AB - Objectives To identify if maternal educational attainment is a prognostic factor for gestational weight gain (GWG), and to determine the differential effects of lifestyle interventions (diet based, physical activity based or mixed approach) on GWG, stratified by educational attainment. Design Individual participant data meta-Analysis using the previously established International Weight Management in Pregnancy (i-WIP) Collaborative Group database (https://iwipgroup.wixsite.com/collaboration). Preferred Reporting Items for Systematic reviews and Meta-Analysis of Individual Participant Data Statement guidelines were followed. Data sources Major electronic databases, from inception to February 2017. Eligibility criteria Randomised controlled trials on diet and physical activity-based interventions in pregnancy. Maternal educational attainment was required for inclusion and was categorised as higher education (≥tertiary) or lower education (≤secondary). Risk of bias Cochrane risk of bias tool was used. Data synthesis Principle measures of effect were OR and regression coefficient. Results Of the 36 randomised controlled trials in the i-WIP database, 21 trials and 5183 pregnant women were included.
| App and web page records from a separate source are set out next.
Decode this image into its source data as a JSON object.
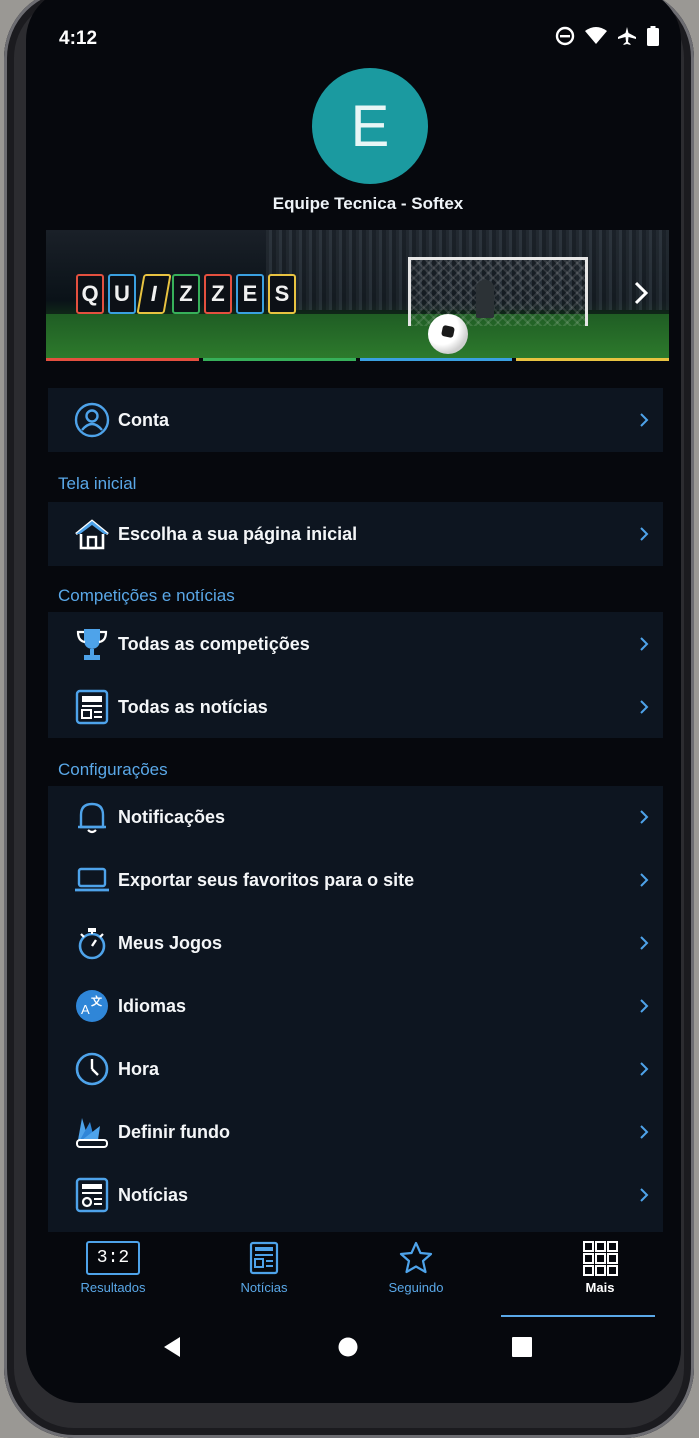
{
  "status_bar": {
    "time": "4:12",
    "icons": [
      "dnd-icon",
      "wifi-icon",
      "airplane-icon",
      "battery-icon"
    ]
  },
  "profile": {
    "initial": "E",
    "name": "Equipe Tecnica - Softex",
    "avatar_color": "#1b9aa0"
  },
  "banner": {
    "letters": [
      "Q",
      "U",
      "I",
      "Z",
      "Z",
      "E",
      "S"
    ],
    "letter_colors": [
      "#e4503f",
      "#3aa0e0",
      "#e8c341",
      "#37b05a",
      "#e4503f",
      "#3aa0e0",
      "#e8c341"
    ]
  },
  "stripe_colors": [
    "#e4503f",
    "#37b05a",
    "#3aa0e0",
    "#e8c341"
  ],
  "account": {
    "label": "Conta"
  },
  "sections": {
    "home": {
      "title": "Tela inicial",
      "item": "Escolha a sua página inicial"
    },
    "competitions": {
      "title": "Competições e notícias",
      "items": [
        "Todas as competições",
        "Todas as notícias"
      ]
    },
    "settings": {
      "title": "Configurações",
      "items": [
        "Notificações",
        "Exportar seus favoritos para o site",
        "Meus Jogos",
        "Idiomas",
        "Hora",
        "Definir fundo",
        "Notícias"
      ]
    }
  },
  "bottom_nav": {
    "items": [
      {
        "label": "Resultados",
        "icon": "scoreboard-icon",
        "score": "3:2"
      },
      {
        "label": "Notícias",
        "icon": "news-icon"
      },
      {
        "label": "Seguindo",
        "icon": "star-icon"
      },
      {
        "label": "Mais",
        "icon": "grid-icon",
        "active": true
      }
    ]
  },
  "colors": {
    "accent": "#5aa8e8",
    "background": "#06080d",
    "card": "#0d1520"
  }
}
Women with lower educational attainment had an increased risk of excessive (OR 1.182; 95% CI 1.008 to 1.385, p =0.039) and inadequate weight gain (OR 1.284; 95% CI 1.045 to 1.577, p =0.017). Among women with lower education, diet basedinterventions reduced risk of excessive weight gain (OR 0.515; 95% CI 0.339 to 0.785, p = 0.002) and inadequate weight gain (OR 0.504; 95% CI 0.288 to 0.884, p=0.017), and reduced kg/week gain (B-0.055; 95% CI-0.098 to-0.012, p=0.012). Mixed interventions reduced risk of excessive weight gain for women with lower education (OR 0.735; 95% CI 0.561 to 0.963, p=0.026). Among women with high education, diet based interventions reduced risk of excessive weight gain (OR 0.609; 95% CI 0.437 to 0.849, p=0.003), and mixed interventions reduced kg/week gain (B-0.053; 95% CI-0.069 to-0.037,p<0.001). Physical activity based interventions did not impact GWG when stratified by education. Conclusions Pregnant women with lower education are at an increased risk of excessive and inadequate GWG. Diet based interventions seem the most appropriate choice for these women, and additional support through mixed interventions may also be beneficial.

KW - inequalities

KW - lifestyle interventions

KW - nutrition

KW - pregnancy

KW - socioeconomic status

UR - http://www.scopus.com/inward/record.url?scp=85070441252&partnerID=8YFLogxK

U2 - 10.1136/bmjopen-2018-025620

DO - 10.1136/bmjopen-2018-025620

M3 - Article

VL - 9

JO - BMJ Open

JF - BMJ Open

SN - 2044-6055

IS - 8

M1 - e025620

ER -